EXERCISE DATA:

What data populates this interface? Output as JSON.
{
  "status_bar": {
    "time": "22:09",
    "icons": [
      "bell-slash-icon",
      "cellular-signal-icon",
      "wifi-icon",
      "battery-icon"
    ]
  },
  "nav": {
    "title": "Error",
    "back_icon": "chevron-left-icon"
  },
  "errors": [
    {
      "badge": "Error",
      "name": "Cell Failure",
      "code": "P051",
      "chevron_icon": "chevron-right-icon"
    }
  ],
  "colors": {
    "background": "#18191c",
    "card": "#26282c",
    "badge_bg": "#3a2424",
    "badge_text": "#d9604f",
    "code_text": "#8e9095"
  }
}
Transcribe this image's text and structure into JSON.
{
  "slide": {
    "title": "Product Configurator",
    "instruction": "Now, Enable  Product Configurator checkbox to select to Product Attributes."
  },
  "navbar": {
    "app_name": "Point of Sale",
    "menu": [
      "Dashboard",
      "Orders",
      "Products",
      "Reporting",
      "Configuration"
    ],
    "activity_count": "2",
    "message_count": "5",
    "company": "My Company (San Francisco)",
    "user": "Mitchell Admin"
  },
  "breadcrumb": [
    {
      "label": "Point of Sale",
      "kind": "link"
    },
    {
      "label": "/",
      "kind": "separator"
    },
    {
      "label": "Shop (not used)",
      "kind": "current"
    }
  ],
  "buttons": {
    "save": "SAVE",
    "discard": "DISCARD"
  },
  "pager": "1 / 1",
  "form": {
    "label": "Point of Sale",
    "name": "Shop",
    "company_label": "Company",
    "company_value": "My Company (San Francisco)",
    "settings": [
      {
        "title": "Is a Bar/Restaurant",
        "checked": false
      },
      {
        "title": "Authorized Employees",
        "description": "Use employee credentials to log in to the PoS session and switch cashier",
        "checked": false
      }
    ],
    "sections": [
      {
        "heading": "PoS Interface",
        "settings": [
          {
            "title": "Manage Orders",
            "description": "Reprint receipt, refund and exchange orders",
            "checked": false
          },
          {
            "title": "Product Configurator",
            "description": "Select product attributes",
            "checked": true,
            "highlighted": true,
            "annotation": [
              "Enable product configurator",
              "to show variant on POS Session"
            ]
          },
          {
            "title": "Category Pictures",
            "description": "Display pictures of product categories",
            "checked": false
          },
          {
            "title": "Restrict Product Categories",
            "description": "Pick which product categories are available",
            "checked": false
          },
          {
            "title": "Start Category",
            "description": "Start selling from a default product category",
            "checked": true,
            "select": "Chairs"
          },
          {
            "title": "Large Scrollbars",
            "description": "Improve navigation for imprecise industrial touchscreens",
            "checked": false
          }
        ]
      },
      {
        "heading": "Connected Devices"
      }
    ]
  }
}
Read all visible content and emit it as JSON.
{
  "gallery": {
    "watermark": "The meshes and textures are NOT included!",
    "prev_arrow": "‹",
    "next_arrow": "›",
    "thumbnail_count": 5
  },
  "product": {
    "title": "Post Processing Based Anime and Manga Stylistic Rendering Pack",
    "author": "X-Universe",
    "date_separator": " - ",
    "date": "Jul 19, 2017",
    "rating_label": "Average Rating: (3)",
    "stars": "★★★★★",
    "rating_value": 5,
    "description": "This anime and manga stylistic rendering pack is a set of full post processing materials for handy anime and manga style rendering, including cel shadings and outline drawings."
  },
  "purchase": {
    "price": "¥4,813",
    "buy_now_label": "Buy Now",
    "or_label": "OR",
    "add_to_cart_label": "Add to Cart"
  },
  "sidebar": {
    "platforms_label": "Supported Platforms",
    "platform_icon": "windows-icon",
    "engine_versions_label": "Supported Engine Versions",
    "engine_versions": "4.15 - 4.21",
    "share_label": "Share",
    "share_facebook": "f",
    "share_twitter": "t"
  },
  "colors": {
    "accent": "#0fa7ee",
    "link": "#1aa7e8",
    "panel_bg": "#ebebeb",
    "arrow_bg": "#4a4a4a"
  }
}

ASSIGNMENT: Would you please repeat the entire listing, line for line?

WRITTEN RESPONSE:
What data populates this interface? Output as JSON.
{
  "status_bar": {
    "time": "22:09",
    "icons": [
      "bell-slash-icon",
      "cellular-signal-icon",
      "wifi-icon",
      "battery-icon"
    ]
  },
  "nav": {
    "title": "Error",
    "back_icon": "chevron-left-icon"
  },
  "errors": [
    {
      "badge": "Error",
      "name": "Cell Failure",
      "code": "P051",
      "chevron_icon": "chevron-right-icon"
    }
  ],
  "colors": {
    "background": "#18191c",
    "card": "#26282c",
    "badge_bg": "#3a2424",
    "badge_text": "#d9604f",
    "code_text": "#8e9095"
  }
}
Transcribe this image's text and structure into JSON.
{
  "slide": {
    "title": "Product Configurator",
    "instruction": "Now, Enable  Product Configurator checkbox to select to Product Attributes."
  },
  "navbar": {
    "app_name": "Point of Sale",
    "menu": [
      "Dashboard",
      "Orders",
      "Products",
      "Reporting",
      "Configuration"
    ],
    "activity_count": "2",
    "message_count": "5",
    "company": "My Company (San Francisco)",
    "user": "Mitchell Admin"
  },
  "breadcrumb": [
    {
      "label": "Point of Sale",
      "kind": "link"
    },
    {
      "label": "/",
      "kind": "separator"
    },
    {
      "label": "Shop (not used)",
      "kind": "current"
    }
  ],
  "buttons": {
    "save": "SAVE",
    "discard": "DISCARD"
  },
  "pager": "1 / 1",
  "form": {
    "label": "Point of Sale",
    "name": "Shop",
    "company_label": "Company",
    "company_value": "My Company (San Francisco)",
    "settings": [
      {
        "title": "Is a Bar/Restaurant",
        "checked": false
      },
      {
        "title": "Authorized Employees",
        "description": "Use employee credentials to log in to the PoS session and switch cashier",
        "checked": false
      }
    ],
    "sections": [
      {
        "heading": "PoS Interface",
        "settings": [
          {
            "title": "Manage Orders",
            "description": "Reprint receipt, refund and exchange orders",
            "checked": false
          },
          {
            "title": "Product Configurator",
            "description": "Select product attributes",
            "checked": true,
            "highlighted": true,
            "annotation": [
              "Enable product configurator",
              "to show variant on POS Session"
            ]
          },
          {
            "title": "Category Pictures",
            "description": "Display pictures of product categories",
            "checked": false
          },
          {
            "title": "Restrict Product Categories",
            "description": "Pick which product categories are available",
            "checked": false
          },
          {
            "title": "Start Category",
            "description": "Start selling from a default product category",
            "checked": true,
            "select": "Chairs"
          },
          {
            "title": "Large Scrollbars",
            "description": "Improve navigation for imprecise industrial touchscreens",
            "checked": false
          }
        ]
      },
      {
        "heading": "Connected Devices"
      }
    ]
  }
}
Read all visible content and emit it as JSON.
{
  "gallery": {
    "watermark": "The meshes and textures are NOT included!",
    "prev_arrow": "‹",
    "next_arrow": "›",
    "thumbnail_count": 5
  },
  "product": {
    "title": "Post Processing Based Anime and Manga Stylistic Rendering Pack",
    "author": "X-Universe",
    "date_separator": " - ",
    "date": "Jul 19, 2017",
    "rating_label": "Average Rating: (3)",
    "stars": "★★★★★",
    "rating_value": 5,
    "description": "This anime and manga stylistic rendering pack is a set of full post processing materials for handy anime and manga style rendering, including cel shadings and outline drawings."
  },
  "purchase": {
    "price": "¥4,813",
    "buy_now_label": "Buy Now",
    "or_label": "OR",
    "add_to_cart_label": "Add to Cart"
  },
  "sidebar": {
    "platforms_label": "Supported Platforms",
    "platform_icon": "windows-icon",
    "engine_versions_label": "Supported Engine Versions",
    "engine_versions": "4.15 - 4.21",
    "share_label": "Share",
    "share_facebook": "f",
    "share_twitter": "t"
  },
  "colors": {
    "accent": "#0fa7ee",
    "link": "#1aa7e8",
    "panel_bg": "#ebebeb",
    "arrow_bg": "#4a4a4a"
  }
}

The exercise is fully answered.